Some members of the Jamaica Constabulary Force (JCF) told The Sunday Gleaner that they deliberately avoid confrontations with gunmen out of fear that if it results in a fatal shooting, they could become a target of the Independent Commission of Investigations (INDECOM).
One senior inspector of police revealed that several members of the force were employing delay tactics when deployed to locations where there were active shooters.
"Sometimes a shooting takes place and they send out police to respond to the shooting, and they take a long route or they drive slow, because their thing is to wait until the gunmen are gone," the inspector divulged. "Even when some officers go to MoBay [Montego Bay], they don't get involved in fatal shootings because of the whole scrutiny."
He continued: "I work on a team where people are straight front line, and now you can see the apprehension and tentativeness in officers to carry out certain duties, because the first thing they think about is INDECOM."
INDECOM investigates actions by members of the security forces and other agents of the state that result in death or injury to persons or the abuse of the rights of persons, and for connected matters. Since its inception in 2010, more than 100 members of the JCF have been charged. Of the six cases that have been completed, five have resulted in convictions (including one case with eight persons), while one person has been acquitted.
According to a corporal, who has been a member of the JCF for over two decades, some of his colleagues are so fearful of suffering a similar fate that they simply aim to complete their daily shifts without engaging in any perilous work.
"If you are scheduled for an eight- or 12-hour shift and you know of something that could bear fruit - a gun find, drugs or something that could put a dent in crime - because of what is being portrayed and the negative experience other members would have had with INDECOM, it really serves as a deterrent," the corporal said.

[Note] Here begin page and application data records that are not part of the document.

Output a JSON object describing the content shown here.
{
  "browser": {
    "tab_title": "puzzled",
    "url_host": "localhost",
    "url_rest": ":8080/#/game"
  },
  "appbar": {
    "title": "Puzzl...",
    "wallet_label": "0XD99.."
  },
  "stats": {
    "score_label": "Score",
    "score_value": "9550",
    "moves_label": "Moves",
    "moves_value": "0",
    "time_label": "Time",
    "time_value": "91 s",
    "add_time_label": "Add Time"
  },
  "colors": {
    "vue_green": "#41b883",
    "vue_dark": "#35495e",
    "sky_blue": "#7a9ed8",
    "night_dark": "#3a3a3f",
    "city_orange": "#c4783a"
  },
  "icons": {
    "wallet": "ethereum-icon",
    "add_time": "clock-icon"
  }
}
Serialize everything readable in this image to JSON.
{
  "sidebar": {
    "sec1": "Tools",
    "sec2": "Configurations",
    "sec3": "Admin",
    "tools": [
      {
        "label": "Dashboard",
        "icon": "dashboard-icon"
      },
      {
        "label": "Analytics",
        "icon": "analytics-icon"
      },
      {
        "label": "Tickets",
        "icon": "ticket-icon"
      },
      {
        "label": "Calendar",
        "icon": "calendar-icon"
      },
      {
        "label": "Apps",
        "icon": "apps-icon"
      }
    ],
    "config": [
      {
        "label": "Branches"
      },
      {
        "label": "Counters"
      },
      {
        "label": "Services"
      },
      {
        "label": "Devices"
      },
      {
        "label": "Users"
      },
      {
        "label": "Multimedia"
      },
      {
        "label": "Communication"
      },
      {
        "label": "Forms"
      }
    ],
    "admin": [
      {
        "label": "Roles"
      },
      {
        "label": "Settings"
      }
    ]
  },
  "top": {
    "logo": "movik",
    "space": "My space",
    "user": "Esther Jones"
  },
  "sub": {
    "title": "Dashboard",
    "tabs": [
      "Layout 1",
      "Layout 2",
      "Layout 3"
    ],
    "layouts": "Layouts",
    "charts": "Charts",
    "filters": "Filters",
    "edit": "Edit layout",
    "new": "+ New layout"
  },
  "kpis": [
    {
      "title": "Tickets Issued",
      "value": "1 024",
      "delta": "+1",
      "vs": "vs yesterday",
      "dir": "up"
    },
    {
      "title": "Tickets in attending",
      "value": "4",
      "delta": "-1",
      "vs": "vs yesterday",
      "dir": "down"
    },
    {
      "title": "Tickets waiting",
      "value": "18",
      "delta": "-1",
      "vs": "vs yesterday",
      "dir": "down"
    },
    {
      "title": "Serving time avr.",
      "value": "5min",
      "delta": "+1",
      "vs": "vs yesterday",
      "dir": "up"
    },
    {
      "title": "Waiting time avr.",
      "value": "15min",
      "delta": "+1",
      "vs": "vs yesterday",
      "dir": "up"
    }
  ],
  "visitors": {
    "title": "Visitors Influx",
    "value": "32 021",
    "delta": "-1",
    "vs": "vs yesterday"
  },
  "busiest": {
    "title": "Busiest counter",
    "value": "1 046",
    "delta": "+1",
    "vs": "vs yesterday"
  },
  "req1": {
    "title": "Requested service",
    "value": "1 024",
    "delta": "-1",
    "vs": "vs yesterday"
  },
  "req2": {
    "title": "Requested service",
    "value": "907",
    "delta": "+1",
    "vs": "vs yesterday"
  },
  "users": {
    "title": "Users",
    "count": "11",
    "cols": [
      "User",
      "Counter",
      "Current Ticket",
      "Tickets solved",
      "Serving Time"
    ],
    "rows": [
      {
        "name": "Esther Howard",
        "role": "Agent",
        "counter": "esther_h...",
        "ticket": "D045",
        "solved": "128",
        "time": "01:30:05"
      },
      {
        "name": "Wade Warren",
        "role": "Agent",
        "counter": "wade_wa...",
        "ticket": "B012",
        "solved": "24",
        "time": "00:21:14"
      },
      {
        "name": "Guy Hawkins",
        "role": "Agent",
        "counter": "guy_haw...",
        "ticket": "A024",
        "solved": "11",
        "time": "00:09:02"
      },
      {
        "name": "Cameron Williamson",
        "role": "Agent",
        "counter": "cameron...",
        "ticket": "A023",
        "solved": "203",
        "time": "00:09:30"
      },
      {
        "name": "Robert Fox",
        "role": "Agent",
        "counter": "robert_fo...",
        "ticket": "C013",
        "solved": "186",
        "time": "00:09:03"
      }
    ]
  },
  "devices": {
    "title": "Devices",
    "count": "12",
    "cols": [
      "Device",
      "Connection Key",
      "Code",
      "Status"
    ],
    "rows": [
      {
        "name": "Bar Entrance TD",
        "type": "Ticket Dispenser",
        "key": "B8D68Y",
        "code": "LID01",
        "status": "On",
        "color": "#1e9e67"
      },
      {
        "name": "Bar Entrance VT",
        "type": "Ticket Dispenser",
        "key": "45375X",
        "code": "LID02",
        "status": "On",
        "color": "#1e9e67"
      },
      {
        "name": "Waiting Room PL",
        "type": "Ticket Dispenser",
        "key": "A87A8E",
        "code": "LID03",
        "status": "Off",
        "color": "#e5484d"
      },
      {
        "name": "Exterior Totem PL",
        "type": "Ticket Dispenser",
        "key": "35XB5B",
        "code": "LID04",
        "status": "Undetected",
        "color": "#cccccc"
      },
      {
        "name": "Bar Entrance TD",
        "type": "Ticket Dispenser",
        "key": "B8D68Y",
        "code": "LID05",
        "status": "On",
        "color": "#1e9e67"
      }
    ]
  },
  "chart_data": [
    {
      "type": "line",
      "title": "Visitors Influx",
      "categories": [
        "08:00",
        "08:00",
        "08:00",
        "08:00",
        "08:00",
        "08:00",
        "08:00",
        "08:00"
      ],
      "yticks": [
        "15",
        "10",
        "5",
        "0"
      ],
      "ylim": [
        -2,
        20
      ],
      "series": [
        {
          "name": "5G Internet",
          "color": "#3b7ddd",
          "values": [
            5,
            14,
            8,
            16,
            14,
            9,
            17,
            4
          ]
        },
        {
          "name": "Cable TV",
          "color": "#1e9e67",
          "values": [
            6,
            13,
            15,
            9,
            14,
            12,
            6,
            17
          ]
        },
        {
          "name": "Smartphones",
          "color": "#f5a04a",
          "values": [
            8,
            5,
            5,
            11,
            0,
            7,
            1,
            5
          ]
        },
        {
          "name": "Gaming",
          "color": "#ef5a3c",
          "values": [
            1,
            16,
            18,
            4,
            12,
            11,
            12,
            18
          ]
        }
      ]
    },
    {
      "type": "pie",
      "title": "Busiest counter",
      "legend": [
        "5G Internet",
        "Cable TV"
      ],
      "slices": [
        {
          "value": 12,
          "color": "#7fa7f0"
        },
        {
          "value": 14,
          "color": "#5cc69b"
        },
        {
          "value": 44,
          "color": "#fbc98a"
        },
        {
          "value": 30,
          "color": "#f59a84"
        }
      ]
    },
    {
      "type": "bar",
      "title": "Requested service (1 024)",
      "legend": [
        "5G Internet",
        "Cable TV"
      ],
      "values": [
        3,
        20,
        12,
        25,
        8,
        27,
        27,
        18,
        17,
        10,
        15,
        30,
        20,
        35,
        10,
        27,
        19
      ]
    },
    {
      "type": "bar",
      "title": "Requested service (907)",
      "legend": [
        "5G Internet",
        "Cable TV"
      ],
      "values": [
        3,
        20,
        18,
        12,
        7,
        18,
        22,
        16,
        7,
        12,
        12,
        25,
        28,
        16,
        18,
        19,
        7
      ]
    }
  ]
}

"There are officers out there who have the know-how in relation to catching these guys (criminals), and putting them before the courts, but the method and how these guys (INDECOM) react dictate a lot. There are persons who just want to come and do an eight-hour and go home; persons could even walk past them with a firearm. That's the harsh reality."
The corporal, who was found not guilty of a murder charge prior to the establishment of INDECOM, believes the only way for the police to arrest the country's crime problem is for the lawmen to go above and beyond the call of duty and think like the criminals, as that could make the difference between life and death.
"You need to be different, be intuitive, think like how these guys think, because that's the only way you will be equal are above them (criminals)," the corporal said. "But if there is any huge disparity as it relates to their way of thinking and you, as a cop on the ground, you might find yourself injured or, worse, dead."
He added, "I recovered a firearm recently, and even though my life was at great risk, they (INDECOM) found themselves inside my head space and this served as a deterrent, not only to doing the job, but a hindrance to survival."
INDECOM NOT TO BLAME
INDECOM Commissioner Terrence Williams has described it as "sad" that members of the JCF are still contending that the work of the oversight body is hampering them from carrying out their job.
"The sad thing is that people can continue to make that suggestion, and it is sad for the JCF, because those who make it seem to be saying that we cannot work in a framework that we are accountable," Williams said.
"Six years ago, when there was no INDECOM, did the police have crime under very good control then? There was always increasing crime since the early '70s."
Williams further argued that if members of the force were not carrying out their duties, INDECOM was not to be blamed, but it was instead up to their superiors to ensure that they do their job.
"The answer is not to say let them have no accountability when it comes to human rights. The truth is, there are many officers who are used to the old ways when they could do things and not be called to question about those things," Williams said. "But those officers have to realise, through their leadership, that that is yesterday. The police of today must be accountable, and being accountable does not mean you can't do your work. If so, you are not cut out for that job."